### Material provided ###

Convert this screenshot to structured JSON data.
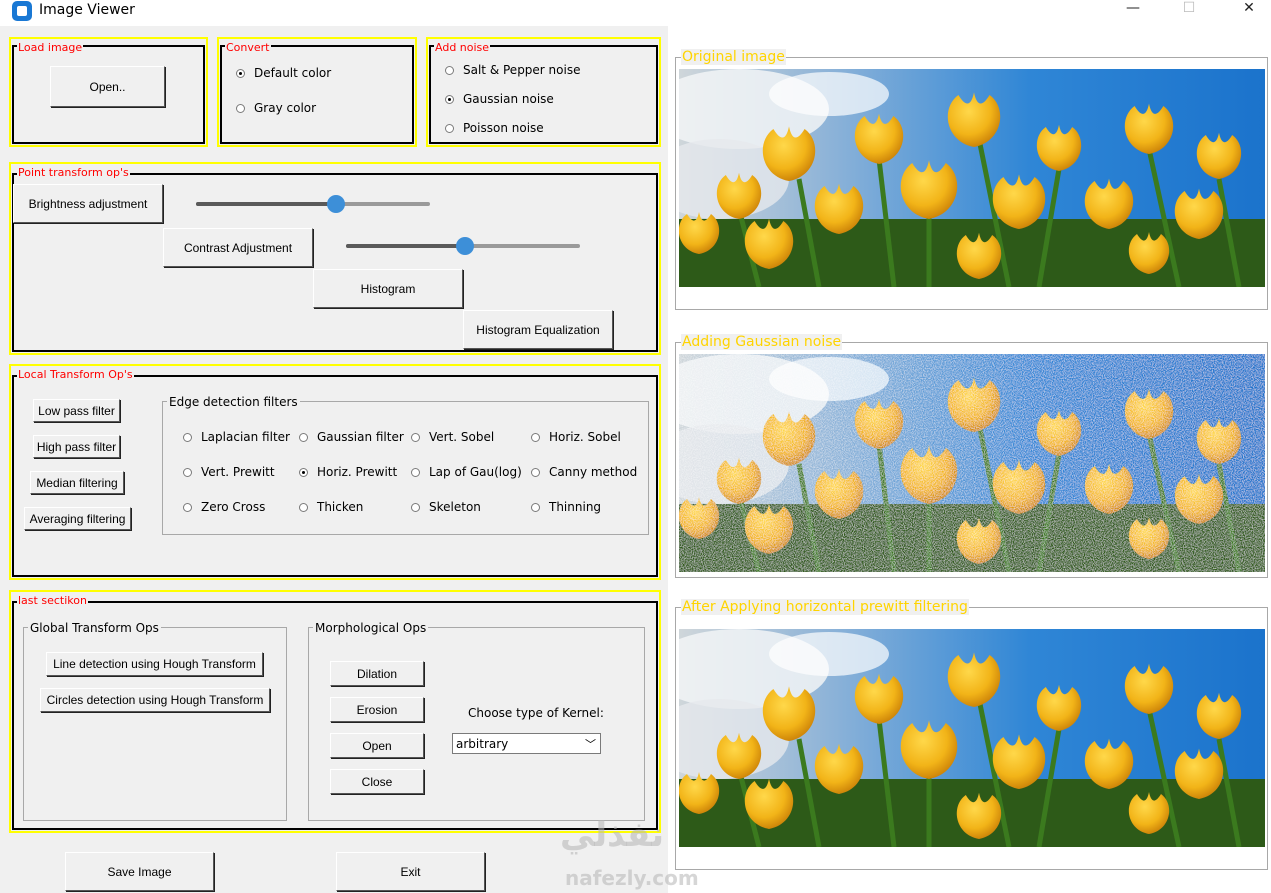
{
  "window": {
    "title": "Image Viewer",
    "minimize": "—",
    "maximize": "☐",
    "close": "✕"
  },
  "load_image": {
    "label": "Load image",
    "open_button": "Open.."
  },
  "convert": {
    "label": "Convert",
    "options": [
      {
        "label": "Default color",
        "selected": true
      },
      {
        "label": "Gray color",
        "selected": false
      }
    ]
  },
  "add_noise": {
    "label": "Add noise",
    "options": [
      {
        "label": "Salt & Pepper noise",
        "selected": false
      },
      {
        "label": "Gaussian noise",
        "selected": true
      },
      {
        "label": "Poisson noise",
        "selected": false
      }
    ]
  },
  "point_transform": {
    "label": "Point transform op's",
    "brightness_button": "Brightness adjustment",
    "brightness_level": 0.6,
    "contrast_button": "Contrast Adjustment",
    "contrast_level": 0.51,
    "histogram_button": "Histogram",
    "equalization_button": "Histogram Equalization"
  },
  "local_transform": {
    "label": "Local Transform Op's",
    "low_pass": "Low pass filter",
    "high_pass": "High pass filter",
    "median": "Median filtering",
    "averaging": "Averaging filtering",
    "edge_group_label": "Edge detection filters",
    "edge_filters": [
      {
        "label": "Laplacian filter",
        "selected": false
      },
      {
        "label": "Gaussian filter",
        "selected": false
      },
      {
        "label": "Vert. Sobel",
        "selected": false
      },
      {
        "label": "Horiz. Sobel",
        "selected": false
      },
      {
        "label": "Vert. Prewitt",
        "selected": false
      },
      {
        "label": "Horiz. Prewitt",
        "selected": true
      },
      {
        "label": "Lap of Gau(log)",
        "selected": false
      },
      {
        "label": "Canny method",
        "selected": false
      },
      {
        "label": "Zero Cross",
        "selected": false
      },
      {
        "label": "Thicken",
        "selected": false
      },
      {
        "label": "Skeleton",
        "selected": false
      },
      {
        "label": "Thinning",
        "selected": false
      }
    ]
  },
  "last_section": {
    "label": "last sectikon",
    "global_label": "Global Transform Ops",
    "line_detection": "Line detection using Hough Transform",
    "circle_detection": "Circles detection using Hough Transform",
    "morph_label": "Morphological Ops",
    "dilation": "Dilation",
    "erosion": "Erosion",
    "open": "Open",
    "close": "Close",
    "kernel_label": "Choose type of Kernel:",
    "kernel_value": "arbitrary"
  },
  "bottom": {
    "save_button": "Save Image",
    "exit_button": "Exit"
  },
  "panels": {
    "original": "Original image",
    "noisy": "Adding Gaussian noise",
    "filtered": "After Applying horizontal prewitt filtering"
  },
  "watermark": {
    "arabic": "نفذلي",
    "latin": "nafezly.com"
  },
  "colors": {
    "frame_highlight": "#ffff00",
    "frame_label": "#ff0000",
    "panel_label": "#ffd400",
    "slider_thumb": "#3d8fd8"
  }
}
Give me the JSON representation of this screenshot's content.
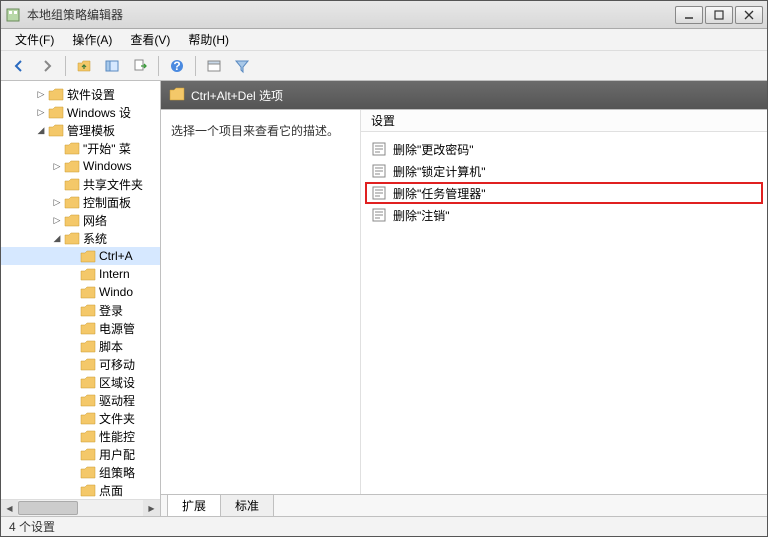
{
  "window": {
    "title": "本地组策略编辑器"
  },
  "menu": {
    "file": "文件(F)",
    "action": "操作(A)",
    "view": "查看(V)",
    "help": "帮助(H)"
  },
  "tree": {
    "items": [
      {
        "label": "软件设置",
        "indent": 1,
        "exp": "▷"
      },
      {
        "label": "Windows 设",
        "indent": 1,
        "exp": "▷"
      },
      {
        "label": "管理模板",
        "indent": 1,
        "exp": "◢"
      },
      {
        "label": "\"开始\" 菜",
        "indent": 2,
        "exp": ""
      },
      {
        "label": "Windows",
        "indent": 2,
        "exp": "▷"
      },
      {
        "label": "共享文件夹",
        "indent": 2,
        "exp": ""
      },
      {
        "label": "控制面板",
        "indent": 2,
        "exp": "▷"
      },
      {
        "label": "网络",
        "indent": 2,
        "exp": "▷"
      },
      {
        "label": "系统",
        "indent": 2,
        "exp": "◢"
      },
      {
        "label": "Ctrl+A",
        "indent": 3,
        "exp": "",
        "sel": true
      },
      {
        "label": "Intern",
        "indent": 3,
        "exp": ""
      },
      {
        "label": "Windo",
        "indent": 3,
        "exp": ""
      },
      {
        "label": "登录",
        "indent": 3,
        "exp": ""
      },
      {
        "label": "电源管",
        "indent": 3,
        "exp": ""
      },
      {
        "label": "脚本",
        "indent": 3,
        "exp": ""
      },
      {
        "label": "可移动",
        "indent": 3,
        "exp": ""
      },
      {
        "label": "区域设",
        "indent": 3,
        "exp": ""
      },
      {
        "label": "驱动程",
        "indent": 3,
        "exp": ""
      },
      {
        "label": "文件夹",
        "indent": 3,
        "exp": ""
      },
      {
        "label": "性能控",
        "indent": 3,
        "exp": ""
      },
      {
        "label": "用户配",
        "indent": 3,
        "exp": ""
      },
      {
        "label": "组策略",
        "indent": 3,
        "exp": ""
      },
      {
        "label": "点面",
        "indent": 3,
        "exp": ""
      }
    ]
  },
  "path": {
    "text": "Ctrl+Alt+Del 选项"
  },
  "description": "选择一个项目来查看它的描述。",
  "settings": {
    "header": "设置",
    "items": [
      {
        "label": "删除\"更改密码\""
      },
      {
        "label": "删除\"锁定计算机\""
      },
      {
        "label": "删除\"任务管理器\"",
        "hl": true
      },
      {
        "label": "删除\"注销\""
      }
    ]
  },
  "tabs": {
    "extended": "扩展",
    "standard": "标准"
  },
  "status": "4 个设置"
}
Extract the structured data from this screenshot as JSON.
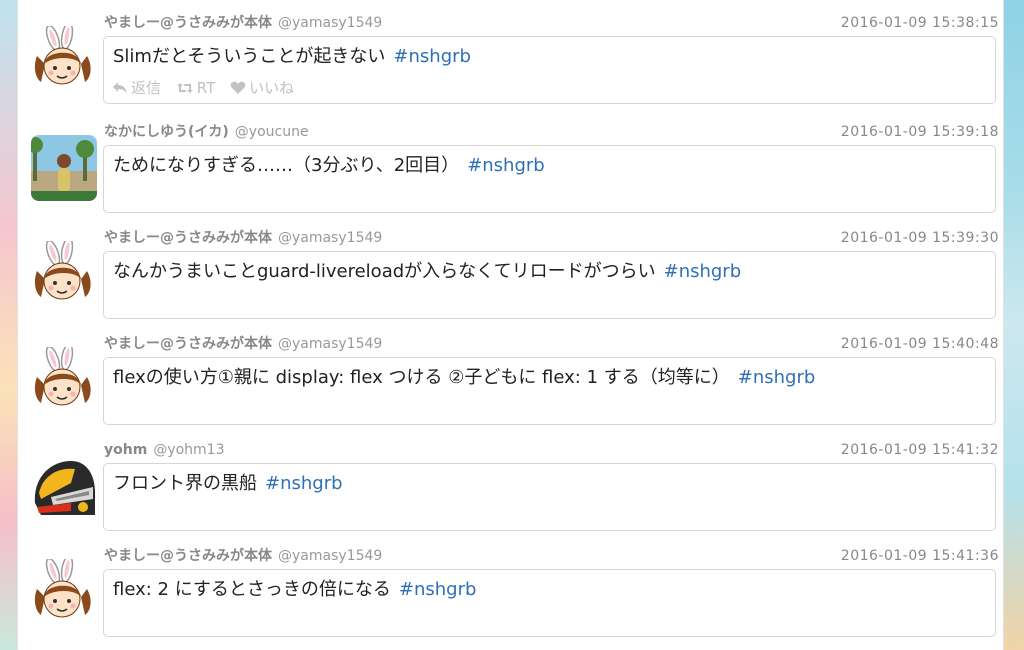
{
  "actions": {
    "reply_label": "返信",
    "rt_label": "RT",
    "like_label": "いいね"
  },
  "colors": {
    "hashtag": "#2f6fb8",
    "meta": "#888888"
  },
  "tweets": [
    {
      "name": "やましー@うさみみが本体",
      "handle": "@yamasy1549",
      "time": "2016-01-09 15:38:15",
      "text": "Slimだとそういうことが起きない",
      "hashtag": "#nshgrb",
      "avatar": "bunny-girl-avatar",
      "show_actions": true
    },
    {
      "name": "なかにしゆう(イカ)",
      "handle": "@youcune",
      "time": "2016-01-09 15:39:18",
      "text": "ためになりすぎる……（3分ぶり、2回目）",
      "hashtag": "#nshgrb",
      "avatar": "photo-avatar",
      "show_actions": false
    },
    {
      "name": "やましー@うさみみが本体",
      "handle": "@yamasy1549",
      "time": "2016-01-09 15:39:30",
      "text": "なんかうまいことguard-livereloadが入らなくてリロードがつらい",
      "hashtag": "#nshgrb",
      "avatar": "bunny-girl-avatar",
      "show_actions": false
    },
    {
      "name": "やましー@うさみみが本体",
      "handle": "@yamasy1549",
      "time": "2016-01-09 15:40:48",
      "text": "flexの使い方①親に display: flex つける ②子どもに flex: 1 する（均等に）",
      "hashtag": "#nshgrb",
      "avatar": "bunny-girl-avatar",
      "show_actions": false
    },
    {
      "name": "yohm",
      "handle": "@yohm13",
      "time": "2016-01-09 15:41:32",
      "text": "フロント界の黒船",
      "hashtag": "#nshgrb",
      "avatar": "helmet-avatar",
      "show_actions": false
    },
    {
      "name": "やましー@うさみみが本体",
      "handle": "@yamasy1549",
      "time": "2016-01-09 15:41:36",
      "text": "flex: 2 にするとさっきの倍になる",
      "hashtag": "#nshgrb",
      "avatar": "bunny-girl-avatar",
      "show_actions": false
    }
  ]
}
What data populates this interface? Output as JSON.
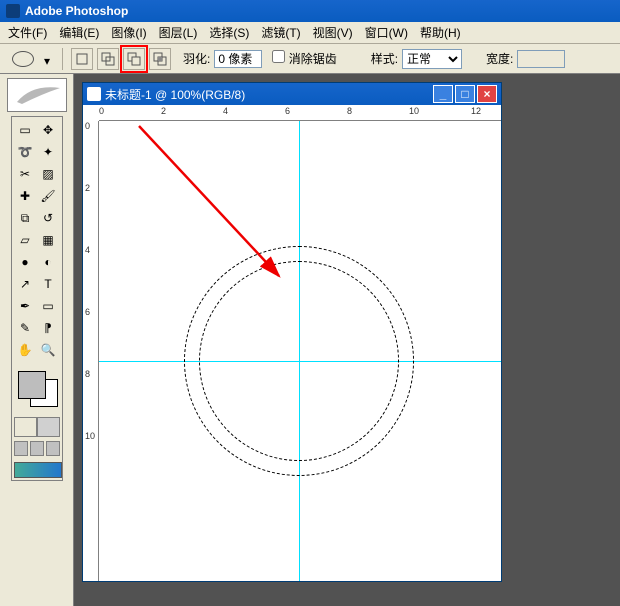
{
  "app": {
    "title": "Adobe Photoshop"
  },
  "menu": {
    "file": "文件(F)",
    "edit": "编辑(E)",
    "image": "图像(I)",
    "layer": "图层(L)",
    "select": "选择(S)",
    "filter": "滤镜(T)",
    "view": "视图(V)",
    "window": "窗口(W)",
    "help": "帮助(H)"
  },
  "options": {
    "feather_label": "羽化:",
    "feather_value": "0 像素",
    "antialias_label": "消除锯齿",
    "style_label": "样式:",
    "style_value": "正常",
    "width_label": "宽度:"
  },
  "doc": {
    "title": "未标题-1 @ 100%(RGB/8)"
  },
  "ruler_h": [
    "0",
    "2",
    "4",
    "6",
    "8",
    "10",
    "12"
  ],
  "ruler_v": [
    "0",
    "2",
    "4",
    "6",
    "8",
    "10"
  ],
  "tools": [
    [
      "marquee",
      "move"
    ],
    [
      "lasso",
      "wand"
    ],
    [
      "crop",
      "slice"
    ],
    [
      "heal",
      "brush"
    ],
    [
      "stamp",
      "history"
    ],
    [
      "eraser",
      "gradient"
    ],
    [
      "blur",
      "dodge"
    ],
    [
      "path",
      "type"
    ],
    [
      "pen",
      "shape"
    ],
    [
      "notes",
      "eyedrop"
    ],
    [
      "hand",
      "zoom"
    ]
  ],
  "icons": {
    "marquee": "▭",
    "move": "✥",
    "lasso": "➰",
    "wand": "✦",
    "crop": "✂",
    "slice": "▨",
    "heal": "✚",
    "brush": "🖌",
    "stamp": "⧉",
    "history": "↺",
    "eraser": "▱",
    "gradient": "▦",
    "blur": "●",
    "dodge": "◐",
    "path": "↗",
    "type": "T",
    "pen": "✒",
    "shape": "▭",
    "notes": "✎",
    "eyedrop": "⁋",
    "hand": "✋",
    "zoom": "🔍"
  }
}
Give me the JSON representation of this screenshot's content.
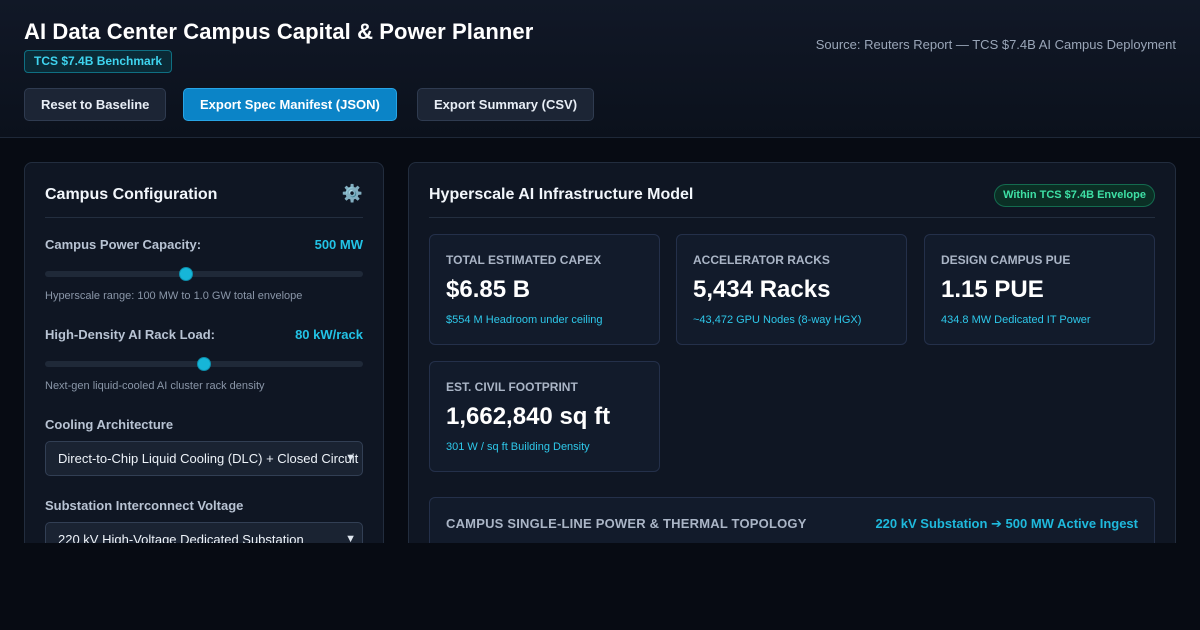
{
  "header": {
    "title": "AI Data Center Campus Capital & Power Planner",
    "badge": "TCS $7.4B Benchmark",
    "source": "Source: Reuters Report — TCS $7.4B AI Campus Deployment",
    "buttons": {
      "reset": "Reset to Baseline",
      "export_json": "Export Spec Manifest (JSON)",
      "export_csv": "Export Summary (CSV)"
    }
  },
  "config": {
    "title": "Campus Configuration",
    "icon": "gear-icon",
    "power": {
      "label": "Campus Power Capacity:",
      "value": "500 MW",
      "slider_fraction": 0.444,
      "hint": "Hyperscale range: 100 MW to 1.0 GW total envelope"
    },
    "rack": {
      "label": "High-Density AI Rack Load:",
      "value": "80 kW/rack",
      "slider_fraction": 0.5,
      "hint": "Next-gen liquid-cooled AI cluster rack density"
    },
    "cooling": {
      "label": "Cooling Architecture",
      "selected": "Direct-to-Chip Liquid Cooling (DLC) + Closed Circuit"
    },
    "substation": {
      "label": "Substation Interconnect Voltage",
      "selected": "220 kV High-Voltage Dedicated Substation"
    }
  },
  "model": {
    "title": "Hyperscale AI Infrastructure Model",
    "status_badge": "Within TCS $7.4B Envelope",
    "cards": [
      {
        "label": "TOTAL ESTIMATED CAPEX",
        "value": "$6.85 B",
        "sub": "$554 M Headroom under ceiling"
      },
      {
        "label": "ACCELERATOR RACKS",
        "value": "5,434 Racks",
        "sub": "~43,472 GPU Nodes (8-way HGX)"
      },
      {
        "label": "DESIGN CAMPUS PUE",
        "value": "1.15 PUE",
        "sub": "434.8 MW Dedicated IT Power"
      },
      {
        "label": "EST. CIVIL FOOTPRINT",
        "value": "1,662,840 sq ft",
        "sub": "301 W / sq ft Building Density"
      }
    ],
    "topology": {
      "title": "CAMPUS SINGLE-LINE POWER & THERMAL TOPOLOGY",
      "status": "220 kV Substation ➔ 500 MW Active Ingest"
    }
  },
  "colors": {
    "accent": "#22c3e6",
    "primary_button": "#0b84c7",
    "success": "#3ee0a5",
    "background": "#070b13"
  }
}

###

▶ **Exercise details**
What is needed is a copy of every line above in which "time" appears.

▶ **Task result**
      "time": "2016-01-09 15:38:15",
      "time": "2016-01-09 15:39:18",
      "time": "2016-01-09 15:39:30",
      "time": "2016-01-09 15:40:48",
      "time": "2016-01-09 15:41:32",
      "time": "2016-01-09 15:41:36",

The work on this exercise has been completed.